I have never been to Seneca Falls, the small town between Rochester and Syracuse that proudly bills itself as the real-life Bedford Falls, the fictional town made famous by Frank Capra’s classic, It’s A Wonderful Life. But that changed for me this weekend!
Seneca Falls is as captured by It’s A Wonderful Life as I am. How serious are the Seneca Falls folks about their legendary claim of being Bedford, you ask? They change some signs in town to read, “Welcome to Bedford Falls,” during the event. There’s even a “It’s A Wonderful Life” Museum open year-round where I learned quite a bit about a favorite classic. One unique exhibit features love letters Donna Reed received from servicemen during World War II.
There is no real proof that Capra’s vision of Bedford Falls was derived from Seneca Falls. BUT the Bailey style bridge a despondent George Bailey jumps off and the quaint little downtown look A LOT like Seneca Falls. It’s also known that Capra stayed in Seneca Falls with his uncle in 1945, prior to the movie. The nice thing about it is they’re keeping the legend of It’s a Wonderful Life alive throughout this whole town.
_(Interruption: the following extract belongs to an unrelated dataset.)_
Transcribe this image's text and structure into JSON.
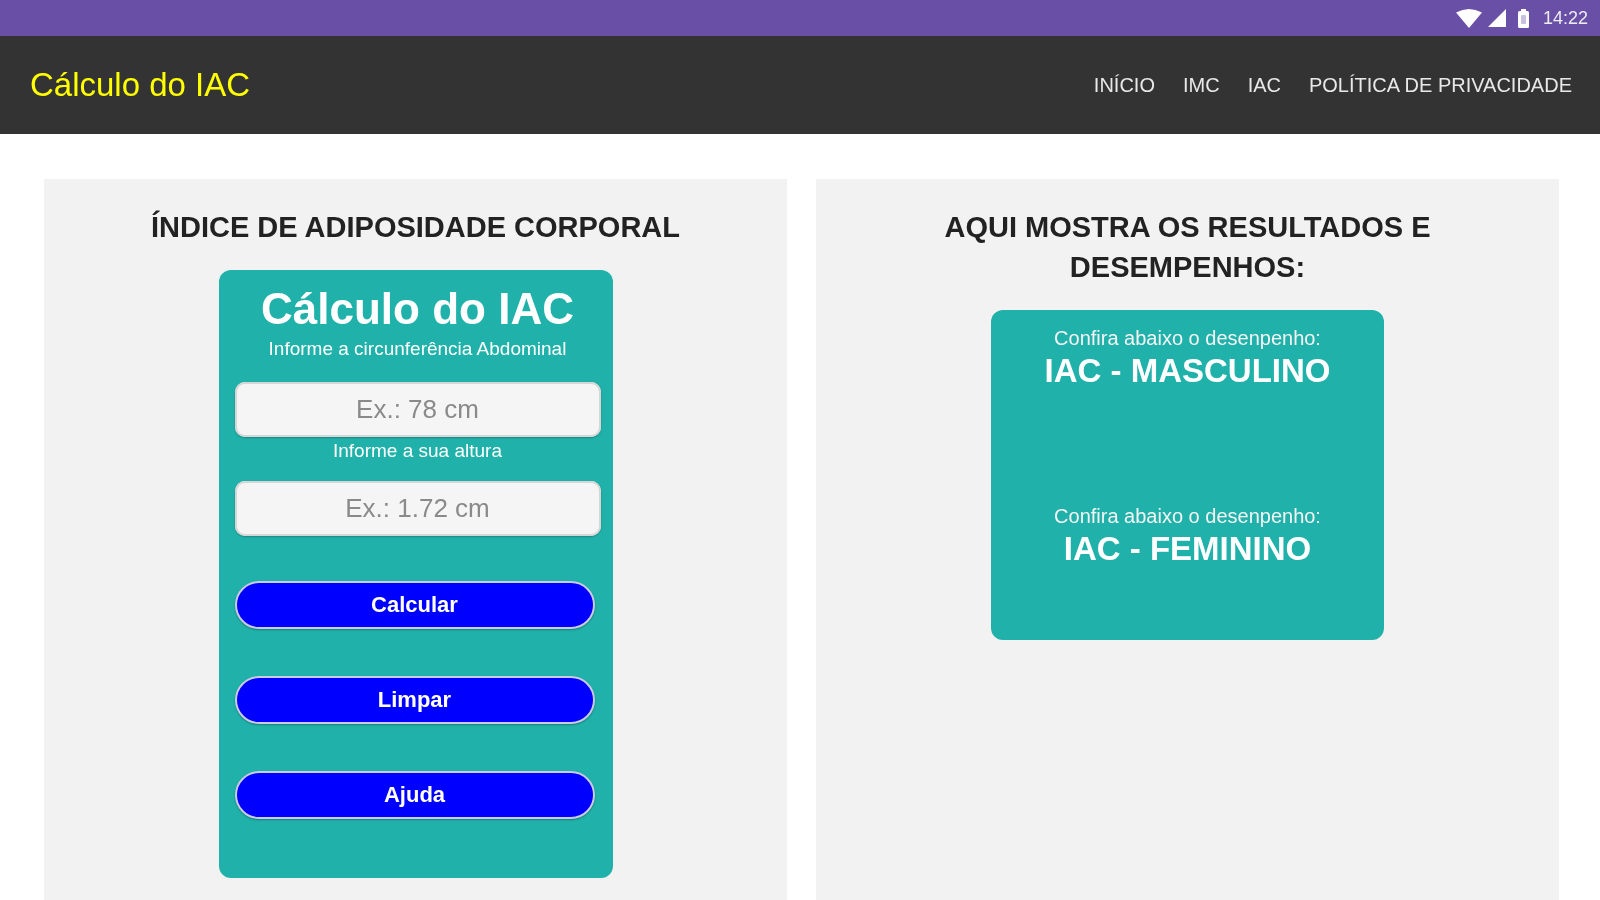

When the movie came out in 1946 it was nominated for five Oscars but won only a technical award for special effects. More precisely, the award was for snow. Yes, SNOW. The scenes with the Bailey kids were shot in Culver City, California during a 90-degree heat wave. So, Capra used a new material made of soap, water and a chemical called Fomite (found in fire extinguishers) and a fan to blow it around. Voila!
Speaking of the Bailey kids, three surviving children actors Jimmy Hawkins, Karolyn Grimes (daughter Zuzu) and Carol Coombs (Jani) attended the 21st annual “It’s a Wonderful Life Festival” in Seneca Falls to celebrate the 70th anniversary of the film. They also performed a Bread, Salt and Wine housewarming like George did for the Martini family. Hawkins has written a several books on the movie and believes “…there’s a little George Baily in all of us.”
Today, viewers can watch it several times during December, and in color. Stewart, who died in 1997, was so against adding color to It’s a Wonderful Life that he told Congress in 1987: “I tried to look at the colorized version, but I had to switch it off — it made me feel sick.” I must agree, watch the original black and white as it was meant to be seen.
Color or black and white, Capra’s message of every persons life touches and has meaning to so many other lives stands as strong today as it did in 1946. I’ll end with Clarence’s simple inscription. It seems to plain on the surface, but is so touching: “Remember, George: no man is a failure who has friends.”
VERY strange is that I met Clarence and took his picture with him clutching a copy Tom Sawyer. He was very angelic looking and the photo didn’t appear with the others when I got home. I guess you can’t photograph angels! He left me with a bell and a wink. And just when I gave up hope Clarence appeared: